__The data__.
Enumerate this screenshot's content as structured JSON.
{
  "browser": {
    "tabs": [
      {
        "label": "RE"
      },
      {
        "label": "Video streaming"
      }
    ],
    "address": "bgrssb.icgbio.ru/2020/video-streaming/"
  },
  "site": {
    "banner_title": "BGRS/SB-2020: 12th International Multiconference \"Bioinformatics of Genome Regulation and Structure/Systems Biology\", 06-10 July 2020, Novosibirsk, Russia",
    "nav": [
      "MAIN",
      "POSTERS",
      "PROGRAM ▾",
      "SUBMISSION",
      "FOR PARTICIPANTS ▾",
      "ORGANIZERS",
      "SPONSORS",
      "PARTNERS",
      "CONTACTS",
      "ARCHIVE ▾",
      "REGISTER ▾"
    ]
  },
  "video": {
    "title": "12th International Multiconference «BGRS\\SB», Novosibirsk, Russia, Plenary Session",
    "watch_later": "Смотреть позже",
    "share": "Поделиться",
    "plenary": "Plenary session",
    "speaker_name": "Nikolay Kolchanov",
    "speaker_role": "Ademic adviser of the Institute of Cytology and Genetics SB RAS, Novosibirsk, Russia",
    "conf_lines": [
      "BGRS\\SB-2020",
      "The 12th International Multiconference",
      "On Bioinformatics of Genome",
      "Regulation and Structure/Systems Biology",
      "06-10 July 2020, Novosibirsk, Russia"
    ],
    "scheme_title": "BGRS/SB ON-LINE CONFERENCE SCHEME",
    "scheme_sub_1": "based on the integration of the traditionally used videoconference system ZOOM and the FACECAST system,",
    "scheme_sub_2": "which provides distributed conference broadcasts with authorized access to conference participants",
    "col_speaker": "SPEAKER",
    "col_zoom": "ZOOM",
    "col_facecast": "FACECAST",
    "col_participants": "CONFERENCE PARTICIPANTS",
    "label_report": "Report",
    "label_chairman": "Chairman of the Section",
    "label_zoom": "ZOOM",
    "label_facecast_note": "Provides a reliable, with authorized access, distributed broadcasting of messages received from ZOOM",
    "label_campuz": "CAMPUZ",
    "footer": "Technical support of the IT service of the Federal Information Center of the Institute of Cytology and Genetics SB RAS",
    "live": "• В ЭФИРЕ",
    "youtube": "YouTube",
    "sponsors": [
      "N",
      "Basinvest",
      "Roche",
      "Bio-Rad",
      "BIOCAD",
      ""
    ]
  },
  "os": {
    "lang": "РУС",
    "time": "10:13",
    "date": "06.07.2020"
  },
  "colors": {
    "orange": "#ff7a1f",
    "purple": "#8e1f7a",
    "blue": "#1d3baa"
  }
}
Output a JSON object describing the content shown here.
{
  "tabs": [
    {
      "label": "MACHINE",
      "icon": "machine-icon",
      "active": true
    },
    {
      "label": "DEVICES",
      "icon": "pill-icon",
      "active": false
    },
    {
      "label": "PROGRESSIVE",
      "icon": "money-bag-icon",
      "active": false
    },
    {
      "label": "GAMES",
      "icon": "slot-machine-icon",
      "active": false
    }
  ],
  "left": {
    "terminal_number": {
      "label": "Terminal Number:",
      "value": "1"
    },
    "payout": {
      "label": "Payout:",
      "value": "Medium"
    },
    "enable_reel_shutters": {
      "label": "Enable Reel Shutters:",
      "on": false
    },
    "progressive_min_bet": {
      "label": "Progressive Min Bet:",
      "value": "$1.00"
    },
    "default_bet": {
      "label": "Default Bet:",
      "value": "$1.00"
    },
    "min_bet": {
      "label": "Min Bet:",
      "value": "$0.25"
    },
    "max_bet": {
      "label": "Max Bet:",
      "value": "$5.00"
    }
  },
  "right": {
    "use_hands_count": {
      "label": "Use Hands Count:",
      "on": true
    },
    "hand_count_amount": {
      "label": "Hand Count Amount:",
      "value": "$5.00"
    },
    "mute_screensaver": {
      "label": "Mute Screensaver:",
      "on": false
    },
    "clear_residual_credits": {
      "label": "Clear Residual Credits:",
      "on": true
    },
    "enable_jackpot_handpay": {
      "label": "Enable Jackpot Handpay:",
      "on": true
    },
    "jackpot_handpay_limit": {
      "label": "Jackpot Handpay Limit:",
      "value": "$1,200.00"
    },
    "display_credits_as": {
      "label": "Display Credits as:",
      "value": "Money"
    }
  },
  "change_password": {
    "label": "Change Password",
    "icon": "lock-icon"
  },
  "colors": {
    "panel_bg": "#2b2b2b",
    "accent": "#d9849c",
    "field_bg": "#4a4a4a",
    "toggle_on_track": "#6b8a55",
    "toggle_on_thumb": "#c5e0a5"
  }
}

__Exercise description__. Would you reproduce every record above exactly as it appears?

__Result for this task__.
Enumerate this screenshot's content as structured JSON.
{
  "browser": {
    "tabs": [
      {
        "label": "RE"
      },
      {
        "label": "Video streaming"
      }
    ],
    "address": "bgrssb.icgbio.ru/2020/video-streaming/"
  },
  "site": {
    "banner_title": "BGRS/SB-2020: 12th International Multiconference \"Bioinformatics of Genome Regulation and Structure/Systems Biology\", 06-10 July 2020, Novosibirsk, Russia",
    "nav": [
      "MAIN",
      "POSTERS",
      "PROGRAM ▾",
      "SUBMISSION",
      "FOR PARTICIPANTS ▾",
      "ORGANIZERS",
      "SPONSORS",
      "PARTNERS",
      "CONTACTS",
      "ARCHIVE ▾",
      "REGISTER ▾"
    ]
  },
  "video": {
    "title": "12th International Multiconference «BGRS\\SB», Novosibirsk, Russia, Plenary Session",
    "watch_later": "Смотреть позже",
    "share": "Поделиться",
    "plenary": "Plenary session",
    "speaker_name": "Nikolay Kolchanov",
    "speaker_role": "Ademic adviser of the Institute of Cytology and Genetics SB RAS, Novosibirsk, Russia",
    "conf_lines": [
      "BGRS\\SB-2020",
      "The 12th International Multiconference",
      "On Bioinformatics of Genome",
      "Regulation and Structure/Systems Biology",
      "06-10 July 2020, Novosibirsk, Russia"
    ],
    "scheme_title": "BGRS/SB ON-LINE CONFERENCE SCHEME",
    "scheme_sub_1": "based on the integration of the traditionally used videoconference system ZOOM and the FACECAST system,",
    "scheme_sub_2": "which provides distributed conference broadcasts with authorized access to conference participants",
    "col_speaker": "SPEAKER",
    "col_zoom": "ZOOM",
    "col_facecast": "FACECAST",
    "col_participants": "CONFERENCE PARTICIPANTS",
    "label_report": "Report",
    "label_chairman": "Chairman of the Section",
    "label_zoom": "ZOOM",
    "label_facecast_note": "Provides a reliable, with authorized access, distributed broadcasting of messages received from ZOOM",
    "label_campuz": "CAMPUZ",
    "footer": "Technical support of the IT service of the Federal Information Center of the Institute of Cytology and Genetics SB RAS",
    "live": "• В ЭФИРЕ",
    "youtube": "YouTube",
    "sponsors": [
      "N",
      "Basinvest",
      "Roche",
      "Bio-Rad",
      "BIOCAD",
      ""
    ]
  },
  "os": {
    "lang": "РУС",
    "time": "10:13",
    "date": "06.07.2020"
  },
  "colors": {
    "orange": "#ff7a1f",
    "purple": "#8e1f7a",
    "blue": "#1d3baa"
  }
}
Output a JSON object describing the content shown here.
{
  "tabs": [
    {
      "label": "MACHINE",
      "icon": "machine-icon",
      "active": true
    },
    {
      "label": "DEVICES",
      "icon": "pill-icon",
      "active": false
    },
    {
      "label": "PROGRESSIVE",
      "icon": "money-bag-icon",
      "active": false
    },
    {
      "label": "GAMES",
      "icon": "slot-machine-icon",
      "active": false
    }
  ],
  "left": {
    "terminal_number": {
      "label": "Terminal Number:",
      "value": "1"
    },
    "payout": {
      "label": "Payout:",
      "value": "Medium"
    },
    "enable_reel_shutters": {
      "label": "Enable Reel Shutters:",
      "on": false
    },
    "progressive_min_bet": {
      "label": "Progressive Min Bet:",
      "value": "$1.00"
    },
    "default_bet": {
      "label": "Default Bet:",
      "value": "$1.00"
    },
    "min_bet": {
      "label": "Min Bet:",
      "value": "$0.25"
    },
    "max_bet": {
      "label": "Max Bet:",
      "value": "$5.00"
    }
  },
  "right": {
    "use_hands_count": {
      "label": "Use Hands Count:",
      "on": true
    },
    "hand_count_amount": {
      "label": "Hand Count Amount:",
      "value": "$5.00"
    },
    "mute_screensaver": {
      "label": "Mute Screensaver:",
      "on": false
    },
    "clear_residual_credits": {
      "label": "Clear Residual Credits:",
      "on": true
    },
    "enable_jackpot_handpay": {
      "label": "Enable Jackpot Handpay:",
      "on": true
    },
    "jackpot_handpay_limit": {
      "label": "Jackpot Handpay Limit:",
      "value": "$1,200.00"
    },
    "display_credits_as": {
      "label": "Display Credits as:",
      "value": "Money"
    }
  },
  "change_password": {
    "label": "Change Password",
    "icon": "lock-icon"
  },
  "colors": {
    "panel_bg": "#2b2b2b",
    "accent": "#d9849c",
    "field_bg": "#4a4a4a",
    "toggle_on_track": "#6b8a55",
    "toggle_on_thumb": "#c5e0a5"
  }
}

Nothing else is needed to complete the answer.